I went to Bozeman for an astronomical conference in early July. Bozeman is a wonderful town, in my opinion. Also, it was nice being in the west again, where all the iced tea is automatically un-sweet and comes with a lemon wedge. Bozeman is pleasant and abundant and boasts the largest population of Himalayan mountain climbers in the US, they say. Prayer flags were everywhere and I wondered if I was back in Yuksom. There was a local art walk one evening, and the food at the restaurants was delicious. A group of us ate dinner served by the restaurant out on the lawn and the food, wine and weather was perfect (read: no Old Bay, no humidity). To really put the cherry on the sundae, I was not too far away from Yellowstone National Park. I haven’t been there since I was little, maybe five years old. Anytime you’re near a National Park, and especially one as auspicious as Yellowstone, I believe that you need to take at least a day to see it if you can.
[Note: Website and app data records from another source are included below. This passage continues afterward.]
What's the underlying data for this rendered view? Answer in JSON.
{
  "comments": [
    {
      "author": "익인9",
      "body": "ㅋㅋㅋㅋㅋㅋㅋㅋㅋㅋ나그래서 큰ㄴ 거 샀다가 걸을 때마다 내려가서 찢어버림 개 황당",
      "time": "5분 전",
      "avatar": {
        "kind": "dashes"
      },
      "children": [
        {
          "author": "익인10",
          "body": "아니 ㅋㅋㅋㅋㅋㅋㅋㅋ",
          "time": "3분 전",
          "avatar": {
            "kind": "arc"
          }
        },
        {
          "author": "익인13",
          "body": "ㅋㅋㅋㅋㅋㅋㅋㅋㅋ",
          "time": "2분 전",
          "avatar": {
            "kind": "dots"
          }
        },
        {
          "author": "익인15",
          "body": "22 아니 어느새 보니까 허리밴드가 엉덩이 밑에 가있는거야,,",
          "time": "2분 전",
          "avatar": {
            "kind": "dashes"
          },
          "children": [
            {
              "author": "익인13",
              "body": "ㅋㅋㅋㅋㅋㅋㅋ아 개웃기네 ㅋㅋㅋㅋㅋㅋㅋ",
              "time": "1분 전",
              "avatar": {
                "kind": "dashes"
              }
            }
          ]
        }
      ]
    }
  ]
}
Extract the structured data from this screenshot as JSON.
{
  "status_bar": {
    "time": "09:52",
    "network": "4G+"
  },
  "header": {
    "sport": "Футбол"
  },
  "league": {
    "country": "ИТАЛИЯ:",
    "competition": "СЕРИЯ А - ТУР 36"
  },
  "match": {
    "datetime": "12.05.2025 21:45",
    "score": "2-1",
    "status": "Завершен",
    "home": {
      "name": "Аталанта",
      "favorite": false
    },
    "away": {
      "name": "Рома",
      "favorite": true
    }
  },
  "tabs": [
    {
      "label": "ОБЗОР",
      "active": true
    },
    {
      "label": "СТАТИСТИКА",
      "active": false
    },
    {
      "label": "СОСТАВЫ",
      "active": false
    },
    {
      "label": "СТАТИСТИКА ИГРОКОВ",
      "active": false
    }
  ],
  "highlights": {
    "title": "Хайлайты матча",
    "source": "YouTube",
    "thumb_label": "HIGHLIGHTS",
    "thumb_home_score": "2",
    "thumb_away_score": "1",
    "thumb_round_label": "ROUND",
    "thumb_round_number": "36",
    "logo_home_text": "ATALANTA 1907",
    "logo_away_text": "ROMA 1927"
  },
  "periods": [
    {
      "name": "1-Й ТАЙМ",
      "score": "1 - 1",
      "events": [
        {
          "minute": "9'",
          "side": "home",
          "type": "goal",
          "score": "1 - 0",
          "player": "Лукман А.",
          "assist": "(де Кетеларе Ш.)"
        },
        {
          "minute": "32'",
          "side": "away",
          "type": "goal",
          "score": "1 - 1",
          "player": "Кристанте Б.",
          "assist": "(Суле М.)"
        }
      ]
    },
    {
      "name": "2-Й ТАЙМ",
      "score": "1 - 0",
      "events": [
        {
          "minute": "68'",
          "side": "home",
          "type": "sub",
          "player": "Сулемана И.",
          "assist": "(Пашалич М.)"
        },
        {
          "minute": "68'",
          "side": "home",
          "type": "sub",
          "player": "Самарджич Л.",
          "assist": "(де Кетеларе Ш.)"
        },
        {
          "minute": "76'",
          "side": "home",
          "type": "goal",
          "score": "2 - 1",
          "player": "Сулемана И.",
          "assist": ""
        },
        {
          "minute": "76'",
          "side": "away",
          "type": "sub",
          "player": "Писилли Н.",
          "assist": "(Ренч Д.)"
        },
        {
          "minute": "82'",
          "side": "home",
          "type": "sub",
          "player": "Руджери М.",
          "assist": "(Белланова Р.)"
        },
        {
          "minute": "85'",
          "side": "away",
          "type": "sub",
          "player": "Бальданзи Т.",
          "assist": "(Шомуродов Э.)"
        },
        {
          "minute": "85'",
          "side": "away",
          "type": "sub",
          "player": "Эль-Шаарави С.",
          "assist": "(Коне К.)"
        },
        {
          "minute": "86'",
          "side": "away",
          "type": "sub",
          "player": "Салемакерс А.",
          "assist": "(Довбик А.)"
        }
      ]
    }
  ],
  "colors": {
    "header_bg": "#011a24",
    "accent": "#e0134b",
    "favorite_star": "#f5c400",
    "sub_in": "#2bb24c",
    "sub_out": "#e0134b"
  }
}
After asking permission from the company, I took an extra day on the weekend, on my own nickel, to drive down and tour the place. It was a lot to do in one day, but for Yellowstone, I had to try.
The guys at the rental counter had given me a car upgrade to the largest consumer vehicle that GM makes. At least I think it’s their biggest – it was huge. It fit right in with the locals, but I wasn’t sure how well I was going to do with driving it. It turned out all right in the end. It was a good vehicle to drive in a place with bears and bison. Both of which I saw, I might add. I got a late start but eventually got to the park and its amazing geological features. I’d been here before, about 40 years earlier, when Old Faithful was an hourly geyser, but I didn’t remember all that much. Specifically, I remembered Old Faithful erupting, that squirrels like Fritos, and that the sulfur fumes hurt my nose. I began planning my visit, mainly trying to avoid the worst of the crowds and to just enjoy myself (after all, it was summer and it was busy). I mean, you could try to jam everything in but really, it would have been stressful and I would not have been able to photograph things the way I wanted to. It would have been a push. Instead, I walked and walked, and hiked, and walked some more and drove a bit. It was pleasant without a big agenda. I know I might have missed a few things. In fact it was a long wait for Old Faithful, so I didn’t stay for the eruption. I just went where I wished and didn’t get ambitious. On my wander, I found the vertebrae of what looked like bison in a meadow and saw some very strange fungus in a warm pool (I found this fascinating). After a long day in the park, photographing here and there, it was time to get back. But the traffic was blocked up. Why? A mama bear and her two cubs were out looking for dinner near the road! What a thing to see. Shortly afterward I watched a bison grazing in a field. What a beautiful end to the day.
I admit, I didn’t see Yogi Bear and Boo Boo, but I still couldn’t believe how many wonderful things I had seen in such a short time.